As a follower of Paul Krugman’s blog, I noticed that the lion’s share of his posts contains either of the following two messages:
1) Republicans are idiots
2) Austerity economists are idiots
Yesterday, Krugman wrote once again that economically Europe is not recovering as it potentially could, because it insists on policies of austerity – that is to say, to cut on government spending. He even argues that austerity measures caused that Mario Monti had to step down, whereas I think we should not underestimate the influence of Mr Berlusconi in this matter.
Although I understand the Keynesian principles behind it, I am not convinced by his case for significantly increasing government spending. In a general sense, as I have argued before and in a true Dutch calvinist tradition, some austerity every now and then may be healthy, not in the least because it fosters democratic discussion instead of just transferring the bill to future generations. Moreover, informed cutbacks may spur private investments, because it increases business confidence – it signals that taxes need not be increased in the near future. Increasing taxes, on the other hand, is found to be followed by plummeted business confidence and, in turn, depressed private investment.
But let’s think through, for a moment, what not implementing austerity measures would mean. It would mean that deficits would increase and that debt levels would increase even further. Markets, right now, already doubt the sustainability of Spanish, Italian, and Greek national debt given the increased interest rates these countries have to pay – what do you think will happen if a signal is given that this debt is to increase significantly in the upcoming years? Interest rates will immediately skyrocket, making the situation even more unsustainable, which will increase interest rates even further, etc. These countries will be pushed in a bad equilbrium, and will be forced to default. Really quick.

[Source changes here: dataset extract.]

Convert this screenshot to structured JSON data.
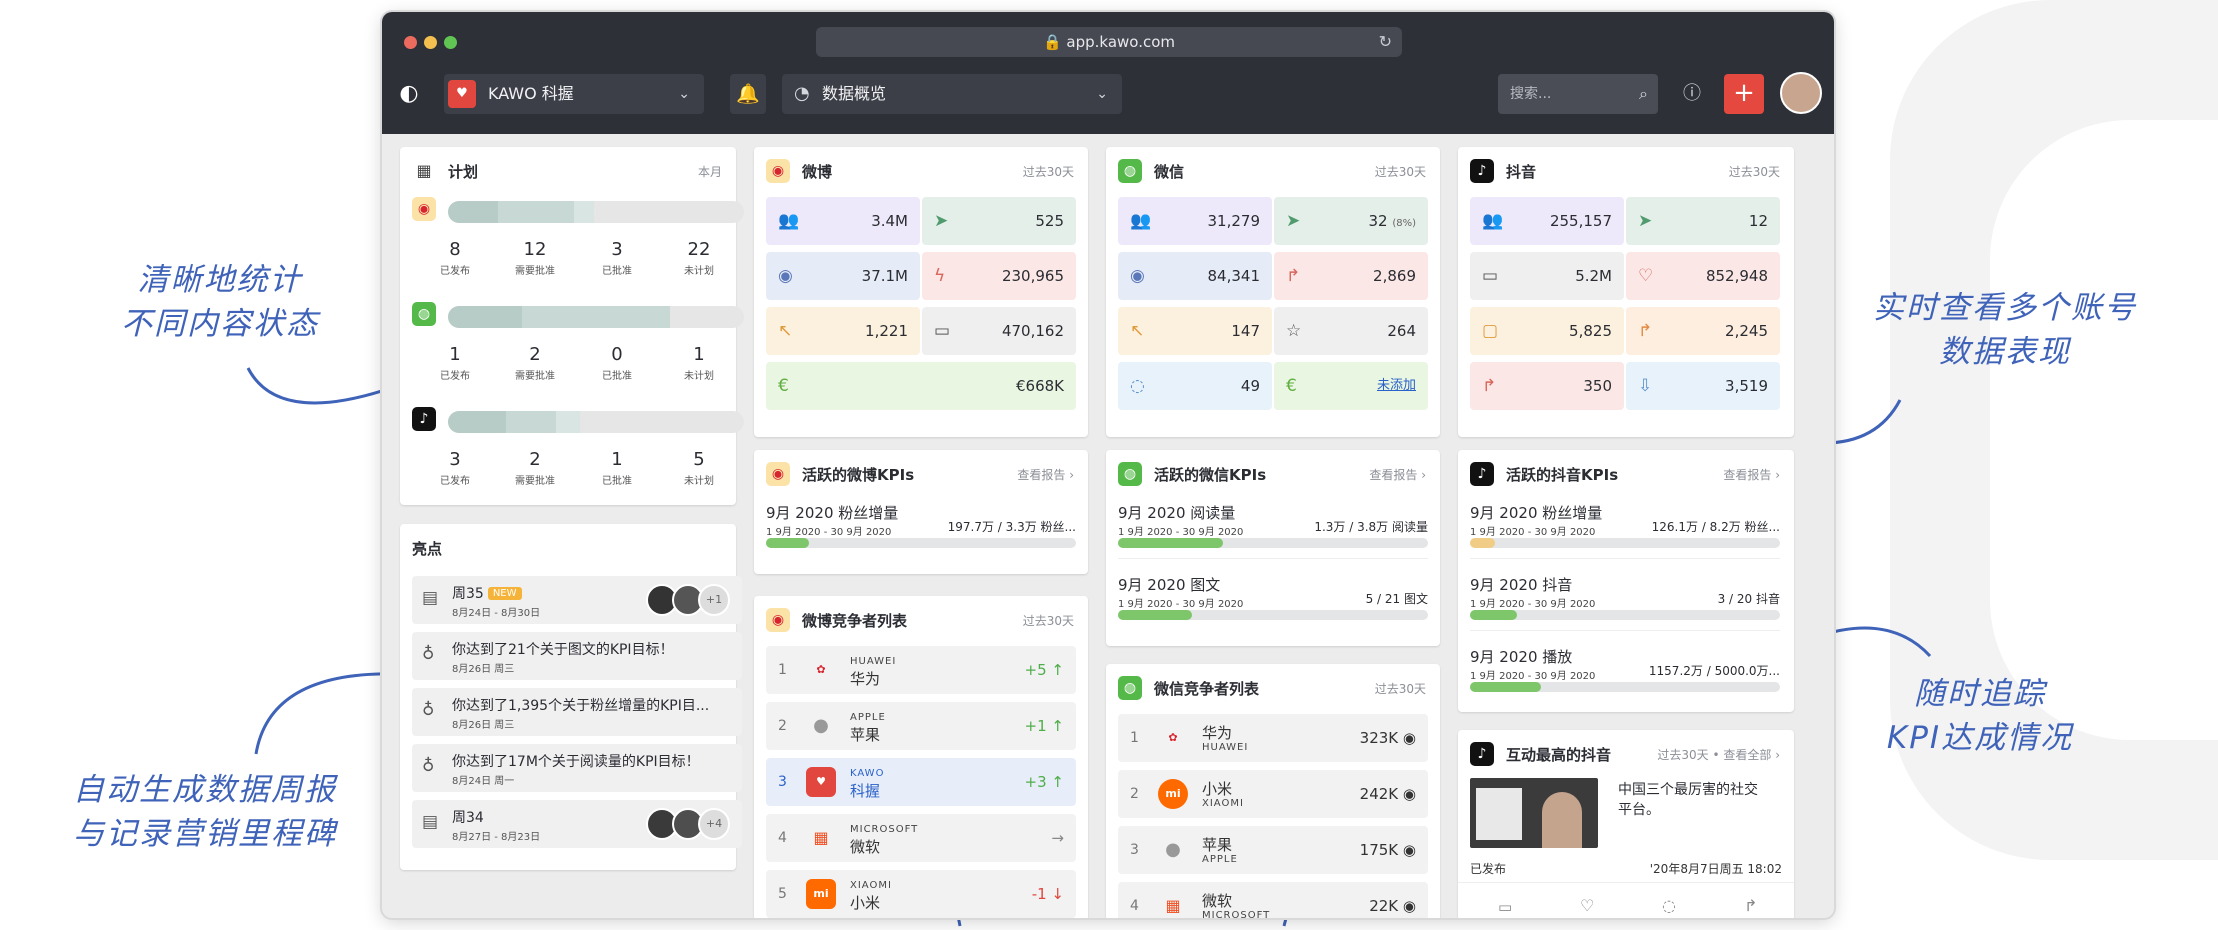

… taxes are raised accordingly. This is, however, likely to be followed by depressed private investments, but also, taxes are already very high – how much more can they be increased, really?!
… countries can print money to buy their own debt, creating some inflation. But in the Eurozone, they cannot, and “assuming” that this could happen in the near future is to ignore feelings of nationalism and understandable reluctance to surrender sovereignty.
Krugman once said that the Euro was a result of hubris on the part of European policy-makers (I agree). However, stubbornly insisting that government spending is the solution to everything, disregarding the economic and political realities that can be found within Europe, may be a form of Krugman’s own hubris. Following his advice will send us straight over our own cliff, into a situation in which the Euro may be dissolved chaotically. This would not only compromise economic developments, but all European projects – which after all were not all failures.